The Worst-Case Scenario Survival Handbook: Holidays — Turkey on fire? No plans for New Year’s Eve? Obnoxious relatives headed your way? The authors of the best-selling The Worst-Case Scenario Survival Handbook are here to help you survive the dangers of the holiday season, from Thanksgiving to New Year’s Day. Learn how to rescue someone stuck in a chimney, survive the office holiday party, and escape a runaway parade balloon. Expertly deal with a meddling parent, silence a group of carolers, and treat a tongue stuck to a frozen pole. Illustrated, step-by-step instructions guide you through these and dozens of other festive scenarios. With a helpful appendix of holiday excuses, last-minute gift ideas, and creative drink recipes for when the liquor runs out, this is truly the perfect gift. Gleaming silver cover. Fits all sized stockings. Joshua Piven , writer, editor, and fixture on the holiday party circuit, is co-author of The Worst-Case Scenario Survival Handbook series. He lives in Philadelphia. David Borgenicht is a writer, editor, husband, and father who has survived dozens of holiday traumas. Co-author of The Worst-Case Scenario Survival Handbook series, he lives in Philadelphia
One of my best friends gifted this to me for the holiday season. Love this series! Friends, don't take the holidays too seriously...I know many people are in desperate need of knowing how to save oneself from a charging reindeer...so get this for a laugh.
I am sad to report that I am often a cover snob. If the cover of a book doesn't catch my eye, I often walk away from it and do not give the book a chance.
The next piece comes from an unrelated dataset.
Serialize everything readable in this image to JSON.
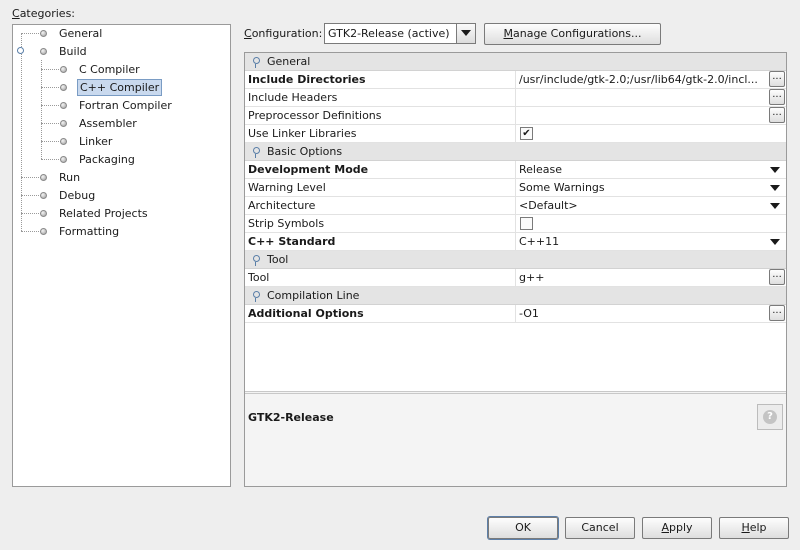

Although "Hershel and the Hanukkah Goblins" by Eric Kimmelwon the Caldecott honor...there is something about the cover that never appealed to me so I didn't take a second glance at it. My friend and co-worker shared with me how much she loved reading the book with a group of older elementary children. Her enthusiasm caught my interest...so I took the book home. This book is about Hershel of Ostropol; he must outwit a series of goblins that haunt a little town's synagogue. He must usurp their evil so that the village can celebrate Hanukkah. His task is trickier than one might expect. He must outwit and trick the biggest and most evil goblin to light the menorah. Brain over brawn prevails. Hershel tricks each goblin. Fans of goblins and monsters will enjoy the various grotesque figures. I was more intrigued by the renderings of light. At different points of the book some scenes represented evil (monster's eyes, greed of the shiny coins, etc.), whereas other illustrations illuminated peace (menorah, oil lamp of hope, and the heavenly stars). I'm glad I disregarded the cover because this was a very sophisticated story that celebrates Hanukkah. I enjoyed the multiple layers of symbolism.